#### Task goal
Lines containing "screenshot" should be pulled from the material below.

+ + + + +

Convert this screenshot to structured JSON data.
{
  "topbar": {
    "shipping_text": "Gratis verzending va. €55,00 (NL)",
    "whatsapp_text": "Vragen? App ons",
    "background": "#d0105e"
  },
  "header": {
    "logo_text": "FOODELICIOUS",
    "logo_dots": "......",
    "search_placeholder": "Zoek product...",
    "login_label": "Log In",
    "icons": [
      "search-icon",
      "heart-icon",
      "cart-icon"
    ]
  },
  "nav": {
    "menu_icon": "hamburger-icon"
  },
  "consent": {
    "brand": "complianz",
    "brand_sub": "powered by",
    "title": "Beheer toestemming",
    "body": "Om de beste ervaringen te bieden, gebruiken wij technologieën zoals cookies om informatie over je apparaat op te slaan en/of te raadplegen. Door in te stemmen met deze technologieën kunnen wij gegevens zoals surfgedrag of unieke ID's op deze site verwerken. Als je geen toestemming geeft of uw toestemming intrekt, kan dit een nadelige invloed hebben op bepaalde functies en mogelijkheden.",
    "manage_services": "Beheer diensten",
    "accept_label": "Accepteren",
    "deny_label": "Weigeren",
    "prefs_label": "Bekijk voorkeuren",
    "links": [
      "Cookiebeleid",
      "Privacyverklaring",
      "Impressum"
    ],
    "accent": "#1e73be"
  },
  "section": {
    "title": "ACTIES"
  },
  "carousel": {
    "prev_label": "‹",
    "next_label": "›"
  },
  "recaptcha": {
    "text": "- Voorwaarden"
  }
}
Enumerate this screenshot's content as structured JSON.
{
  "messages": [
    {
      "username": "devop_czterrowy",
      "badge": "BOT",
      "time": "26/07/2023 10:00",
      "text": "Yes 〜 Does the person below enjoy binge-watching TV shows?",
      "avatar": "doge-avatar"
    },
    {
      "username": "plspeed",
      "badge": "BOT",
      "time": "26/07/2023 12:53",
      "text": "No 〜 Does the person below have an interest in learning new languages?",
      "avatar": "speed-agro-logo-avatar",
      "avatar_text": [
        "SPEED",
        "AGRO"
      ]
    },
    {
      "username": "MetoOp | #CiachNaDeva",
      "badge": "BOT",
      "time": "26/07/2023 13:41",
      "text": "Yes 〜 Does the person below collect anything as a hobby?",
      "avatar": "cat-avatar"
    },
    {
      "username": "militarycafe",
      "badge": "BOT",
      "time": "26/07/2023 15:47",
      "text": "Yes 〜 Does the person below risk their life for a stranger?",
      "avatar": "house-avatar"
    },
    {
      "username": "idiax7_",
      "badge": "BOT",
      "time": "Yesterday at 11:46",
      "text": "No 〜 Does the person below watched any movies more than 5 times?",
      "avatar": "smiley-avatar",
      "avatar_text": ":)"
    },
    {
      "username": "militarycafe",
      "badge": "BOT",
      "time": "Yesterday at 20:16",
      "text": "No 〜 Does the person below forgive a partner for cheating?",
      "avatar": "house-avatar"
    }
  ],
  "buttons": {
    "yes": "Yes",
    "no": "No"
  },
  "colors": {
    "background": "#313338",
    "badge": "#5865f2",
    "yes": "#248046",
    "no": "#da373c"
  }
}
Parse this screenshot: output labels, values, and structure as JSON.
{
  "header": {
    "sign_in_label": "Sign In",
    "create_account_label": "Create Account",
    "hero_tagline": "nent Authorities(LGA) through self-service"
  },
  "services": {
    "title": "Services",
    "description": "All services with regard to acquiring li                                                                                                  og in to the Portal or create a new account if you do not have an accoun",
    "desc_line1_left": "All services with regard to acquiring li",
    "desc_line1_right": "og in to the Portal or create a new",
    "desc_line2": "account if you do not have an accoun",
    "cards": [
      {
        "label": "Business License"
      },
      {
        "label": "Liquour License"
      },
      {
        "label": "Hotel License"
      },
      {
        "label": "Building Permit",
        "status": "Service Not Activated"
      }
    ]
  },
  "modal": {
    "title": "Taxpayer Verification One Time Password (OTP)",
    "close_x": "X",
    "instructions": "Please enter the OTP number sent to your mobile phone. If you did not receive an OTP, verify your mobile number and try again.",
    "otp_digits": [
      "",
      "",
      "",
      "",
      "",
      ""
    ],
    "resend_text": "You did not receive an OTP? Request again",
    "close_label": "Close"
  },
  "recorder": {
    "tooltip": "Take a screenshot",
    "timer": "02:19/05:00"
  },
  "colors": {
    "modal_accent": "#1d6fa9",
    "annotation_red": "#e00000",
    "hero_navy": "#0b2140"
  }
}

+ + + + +

#### Solution to this problem
Convert this screenshot to structured JSON data.
Enumerate this screenshot's content as structured JSON.
Parse this screenshot: output labels, values, and structure as JSON.
    "tooltip": "Take a screenshot",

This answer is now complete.